Skills Learned in Poker

Uncategorized Mar 20, 2024

Poker is a game of chance that involves betting, raising, and showing cards. It is a popular card game that is played by millions of people. It is a card game that requires a high level of concentration and strategic thinking to succeed in. Many players believe that poker is a game that teaches valuable life lessons. Some of these lessons include learning to take risks, evaluating and acting on information, taking control of one’s emotions, observing other players’ actions, escaping the “sunk cost trap,” and committing to constant improvement.

Poker is all about reading your opponents. The best way to do this is not by analyzing subtle physical poker tells, like scratching your nose or playing nervously with your chips, but by observing their patterns. For example, if a player always calls your raises with weak hands then you can conclude that they are not trying to hide anything and probably have good cards. If a player checks frequently then they are likely holding a strong hand and do not want to waste their money bluffing.

A major skill that is learned in poker is deciding when to play and when to fold. It is important to never put more money in the pot than you are willing to lose. This is why it is important to start out small and gradually increase your bet size as you gain experience.
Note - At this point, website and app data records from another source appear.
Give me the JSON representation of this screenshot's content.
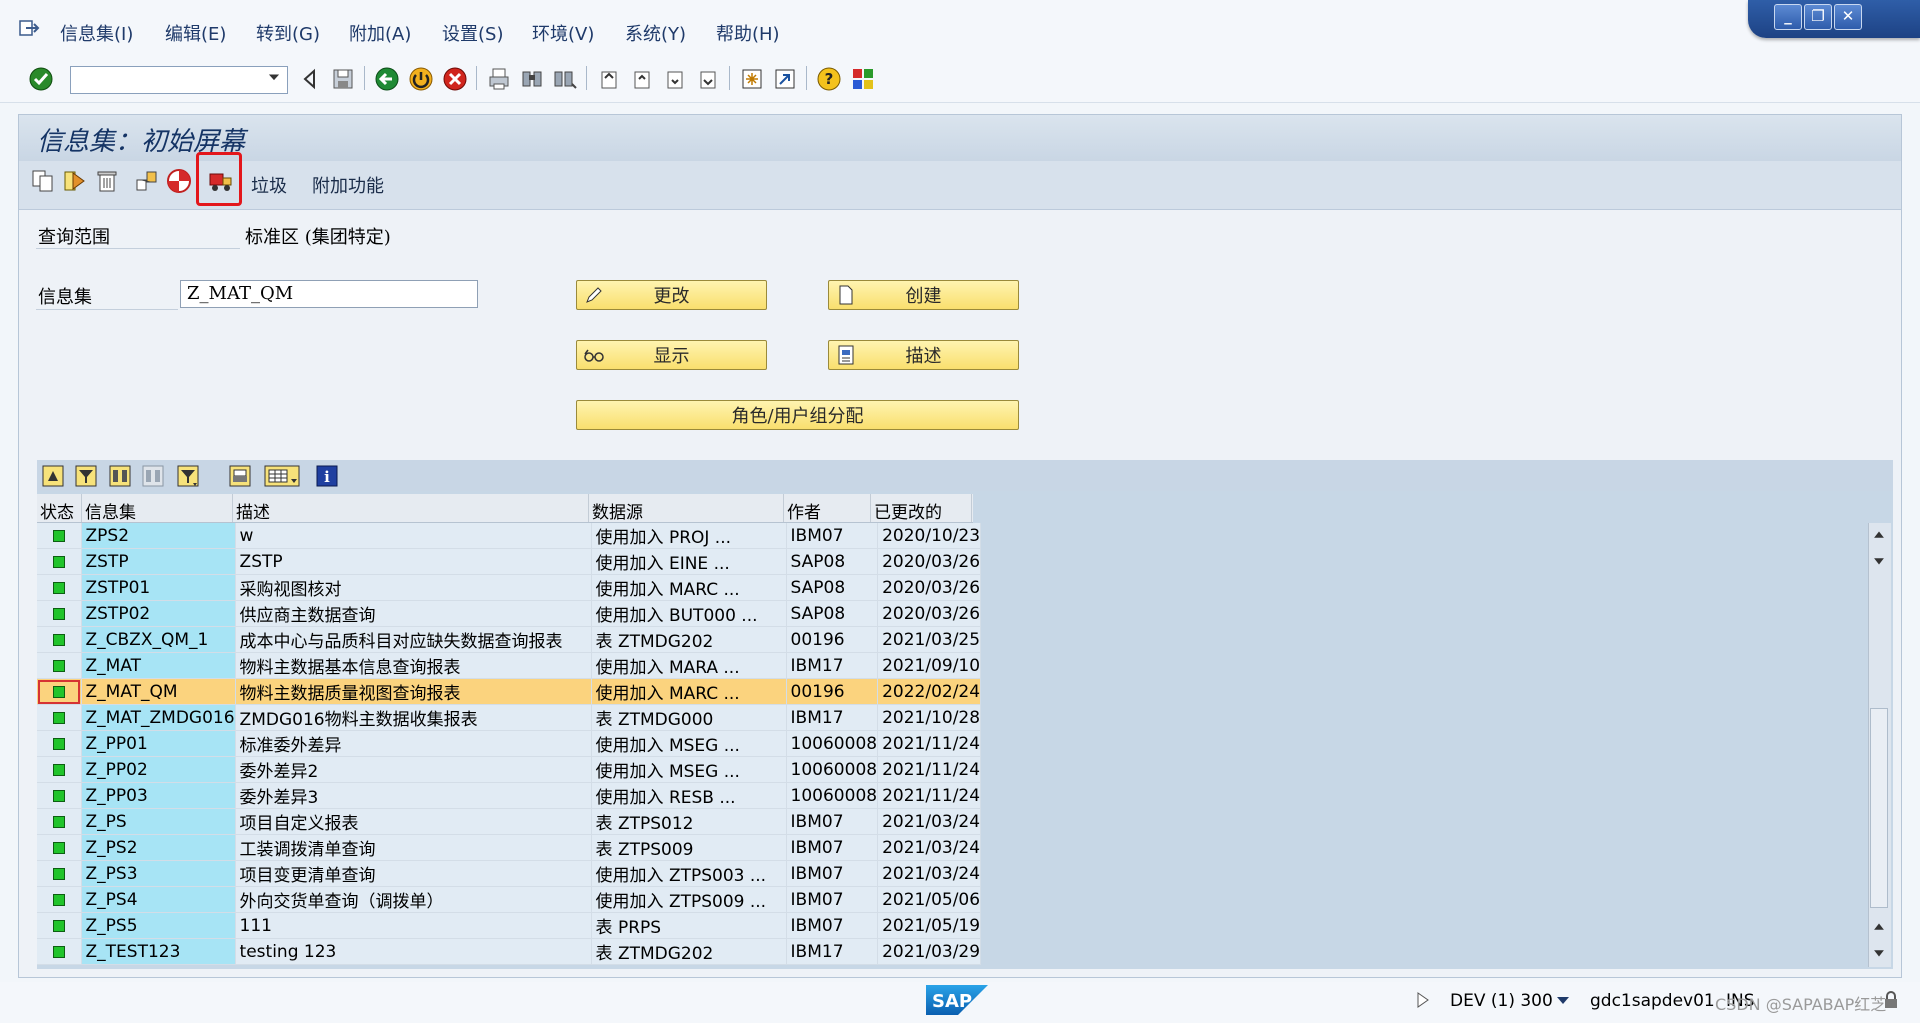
{
  "menu": {
    "items": [
      "信息集(I)",
      "编辑(E)",
      "转到(G)",
      "附加(A)",
      "设置(S)",
      "环境(V)",
      "系统(Y)",
      "帮助(H)"
    ]
  },
  "window_controls": {
    "minimize": "_",
    "restore": "❐",
    "close": "✕"
  },
  "command_field": {
    "value": ""
  },
  "page_title": "信息集：初始屏幕",
  "app_toolbar": {
    "trash_label": "垃圾",
    "extras_label": "附加功能"
  },
  "form": {
    "query_area_label": "查询范围",
    "query_area_value": "标准区 (集团特定)",
    "infoset_label": "信息集",
    "infoset_value": "Z_MAT_QM"
  },
  "buttons": {
    "change": "更改",
    "create": "创建",
    "display": "显示",
    "describe": "描述",
    "role_assign": "角色/用户组分配"
  },
  "grid": {
    "columns": [
      "状态",
      "信息集",
      "描述",
      "数据源",
      "作者",
      "已更改的"
    ],
    "selected_index": 6,
    "rows": [
      {
        "infoset": "ZPS2",
        "desc": "w",
        "source": "使用加入 PROJ ...",
        "author": "IBM07",
        "changed": "2020/10/23"
      },
      {
        "infoset": "ZSTP",
        "desc": "ZSTP",
        "source": "使用加入 EINE ...",
        "author": "SAP08",
        "changed": "2020/03/26"
      },
      {
        "infoset": "ZSTP01",
        "desc": "采购视图核对",
        "source": "使用加入 MARC ...",
        "author": "SAP08",
        "changed": "2020/03/26"
      },
      {
        "infoset": "ZSTP02",
        "desc": "供应商主数据查询",
        "source": "使用加入 BUT000 ...",
        "author": "SAP08",
        "changed": "2020/03/26"
      },
      {
        "infoset": "Z_CBZX_QM_1",
        "desc": "成本中心与品质科目对应缺失数据查询报表",
        "source": "表 ZTMDG202",
        "author": "00196",
        "changed": "2021/03/25"
      },
      {
        "infoset": "Z_MAT",
        "desc": "物料主数据基本信息查询报表",
        "source": "使用加入 MARA ...",
        "author": "IBM17",
        "changed": "2021/09/10"
      },
      {
        "infoset": "Z_MAT_QM",
        "desc": "物料主数据质量视图查询报表",
        "source": "使用加入 MARC ...",
        "author": "00196",
        "changed": "2022/02/24"
      },
      {
        "infoset": "Z_MAT_ZMDG016",
        "desc": "ZMDG016物料主数据收集报表",
        "source": "表 ZTMDG000",
        "author": "IBM17",
        "changed": "2021/10/28"
      },
      {
        "infoset": "Z_PP01",
        "desc": "标准委外差异",
        "source": "使用加入 MSEG ...",
        "author": "10060008",
        "changed": "2021/11/24"
      },
      {
        "infoset": "Z_PP02",
        "desc": "委外差异2",
        "source": "使用加入 MSEG ...",
        "author": "10060008",
        "changed": "2021/11/24"
      },
      {
        "infoset": "Z_PP03",
        "desc": "委外差异3",
        "source": "使用加入 RESB ...",
        "author": "10060008",
        "changed": "2021/11/24"
      },
      {
        "infoset": "Z_PS",
        "desc": "项目自定义报表",
        "source": "表 ZTPS012",
        "author": "IBM07",
        "changed": "2021/03/24"
      },
      {
        "infoset": "Z_PS2",
        "desc": "工装调拨清单查询",
        "source": "表 ZTPS009",
        "author": "IBM07",
        "changed": "2021/03/24"
      },
      {
        "infoset": "Z_PS3",
        "desc": "项目变更清单查询",
        "source": "使用加入 ZTPS003 ...",
        "author": "IBM07",
        "changed": "2021/03/24"
      },
      {
        "infoset": "Z_PS4",
        "desc": "外向交货单查询（调拨单）",
        "source": "使用加入 ZTPS009 ...",
        "author": "IBM07",
        "changed": "2021/05/06"
      },
      {
        "infoset": "Z_PS5",
        "desc": "111",
        "source": "表 PRPS",
        "author": "IBM07",
        "changed": "2021/05/19"
      },
      {
        "infoset": "Z_TEST123",
        "desc": "testing 123",
        "source": "表 ZTMDG202",
        "author": "IBM17",
        "changed": "2021/03/29"
      }
    ]
  },
  "statusbar": {
    "logo": "SAP",
    "system": "DEV (1) 300",
    "server": "gdc1sapdev01",
    "mode": "INS",
    "watermark": "CSDN @SAPABAP红芝"
  },
  "colors": {
    "accent_button": "#f9df6e",
    "selected_row": "#fbd37e",
    "key_column": "#a7e4f5",
    "status_led": "#21c42b",
    "highlight": "#e3161b"
  }
}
It is also a good idea to track your wins and losses to help you learn from your mistakes.

Another important skill that is learned in poker is estimating probability. This is a vital skill for all types of decisions, whether it be poker, business, or any other situation in which you may not have all the information you would like to have. To make a decision under uncertainty, you need to estimate the odds of different scenarios and then decide which ones are more likely.
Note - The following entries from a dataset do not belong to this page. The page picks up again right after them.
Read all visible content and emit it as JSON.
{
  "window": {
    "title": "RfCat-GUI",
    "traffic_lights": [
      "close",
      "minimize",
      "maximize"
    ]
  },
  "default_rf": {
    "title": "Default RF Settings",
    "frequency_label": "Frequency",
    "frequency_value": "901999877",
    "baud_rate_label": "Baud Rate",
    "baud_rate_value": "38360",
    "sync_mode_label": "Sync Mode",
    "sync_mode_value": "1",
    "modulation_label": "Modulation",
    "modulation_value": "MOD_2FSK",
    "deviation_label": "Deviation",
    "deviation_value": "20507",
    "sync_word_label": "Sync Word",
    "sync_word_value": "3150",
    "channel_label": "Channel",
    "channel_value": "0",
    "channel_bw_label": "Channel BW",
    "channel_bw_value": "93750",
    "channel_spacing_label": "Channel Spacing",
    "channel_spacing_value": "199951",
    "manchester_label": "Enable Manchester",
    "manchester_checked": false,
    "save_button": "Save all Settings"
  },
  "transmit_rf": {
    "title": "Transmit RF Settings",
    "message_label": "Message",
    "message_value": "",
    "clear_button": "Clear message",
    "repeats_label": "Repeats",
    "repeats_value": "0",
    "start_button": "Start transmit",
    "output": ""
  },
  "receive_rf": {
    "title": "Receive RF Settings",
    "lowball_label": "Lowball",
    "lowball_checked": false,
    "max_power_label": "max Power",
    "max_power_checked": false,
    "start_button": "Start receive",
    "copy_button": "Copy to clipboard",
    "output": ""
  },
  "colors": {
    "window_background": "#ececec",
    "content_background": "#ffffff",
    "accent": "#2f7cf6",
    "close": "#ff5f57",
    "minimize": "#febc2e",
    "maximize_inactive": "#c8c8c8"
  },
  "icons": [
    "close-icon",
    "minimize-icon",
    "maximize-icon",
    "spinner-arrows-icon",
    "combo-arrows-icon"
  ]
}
Learning to read your opponents and understand their motivations is a vital skill in poker. This is especially true if you play a lot of online poker where it can be difficult to pick up on any physical tells. However, it is possible to develop a good instinct for your opponent’s behavior by observing other players and imagining how they would react in a particular situation.
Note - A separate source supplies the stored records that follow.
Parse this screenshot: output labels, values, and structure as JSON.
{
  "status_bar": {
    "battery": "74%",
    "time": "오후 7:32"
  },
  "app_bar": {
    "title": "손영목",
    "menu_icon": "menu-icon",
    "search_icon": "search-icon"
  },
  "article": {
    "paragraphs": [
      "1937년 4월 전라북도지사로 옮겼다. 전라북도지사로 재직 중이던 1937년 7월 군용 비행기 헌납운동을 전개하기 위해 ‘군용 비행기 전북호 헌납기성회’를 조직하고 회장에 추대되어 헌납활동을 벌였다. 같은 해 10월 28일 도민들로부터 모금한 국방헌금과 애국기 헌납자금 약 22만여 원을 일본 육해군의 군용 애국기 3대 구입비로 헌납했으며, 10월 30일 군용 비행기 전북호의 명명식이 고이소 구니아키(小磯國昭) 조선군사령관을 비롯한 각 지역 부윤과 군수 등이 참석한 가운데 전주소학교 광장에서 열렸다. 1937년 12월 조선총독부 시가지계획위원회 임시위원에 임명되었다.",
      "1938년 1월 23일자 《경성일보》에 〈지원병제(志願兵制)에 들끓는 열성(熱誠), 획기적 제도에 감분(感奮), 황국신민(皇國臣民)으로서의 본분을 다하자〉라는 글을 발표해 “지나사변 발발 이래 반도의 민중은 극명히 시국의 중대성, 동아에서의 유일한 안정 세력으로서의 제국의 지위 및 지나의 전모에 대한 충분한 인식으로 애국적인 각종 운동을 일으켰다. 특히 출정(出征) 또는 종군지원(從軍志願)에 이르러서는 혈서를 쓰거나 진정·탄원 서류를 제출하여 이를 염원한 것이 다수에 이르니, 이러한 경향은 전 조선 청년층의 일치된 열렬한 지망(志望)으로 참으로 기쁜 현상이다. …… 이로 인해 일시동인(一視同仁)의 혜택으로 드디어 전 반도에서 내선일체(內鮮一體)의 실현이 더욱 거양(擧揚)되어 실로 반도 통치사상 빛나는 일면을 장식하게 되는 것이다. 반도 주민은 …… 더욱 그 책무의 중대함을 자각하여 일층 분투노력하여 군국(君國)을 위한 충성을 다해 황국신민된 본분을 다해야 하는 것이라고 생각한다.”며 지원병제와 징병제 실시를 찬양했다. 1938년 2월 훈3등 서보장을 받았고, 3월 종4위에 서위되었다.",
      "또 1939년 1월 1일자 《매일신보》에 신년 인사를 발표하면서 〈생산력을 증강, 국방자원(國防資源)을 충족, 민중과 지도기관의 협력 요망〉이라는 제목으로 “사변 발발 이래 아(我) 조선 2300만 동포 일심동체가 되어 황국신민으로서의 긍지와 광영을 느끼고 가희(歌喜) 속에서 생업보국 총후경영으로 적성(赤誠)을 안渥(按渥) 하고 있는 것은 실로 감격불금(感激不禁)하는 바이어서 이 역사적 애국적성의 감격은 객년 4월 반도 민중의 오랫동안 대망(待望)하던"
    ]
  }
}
This type of analysis is similar to a process called situational judgment, which is an integral part of successful business. As a result, there are many parallels between success in poker and success in business. They both rely on knowing where you have a positive edge, evaluating and acting on the information you have, avoiding the sunk cost trap, and committing to continuous improvement. These skills are invaluable in these trying economic times. If you are looking to improve your poker skills, check out our articles on how to play poker and our free online poker tools. Using these tools will greatly improve your chances of winning big!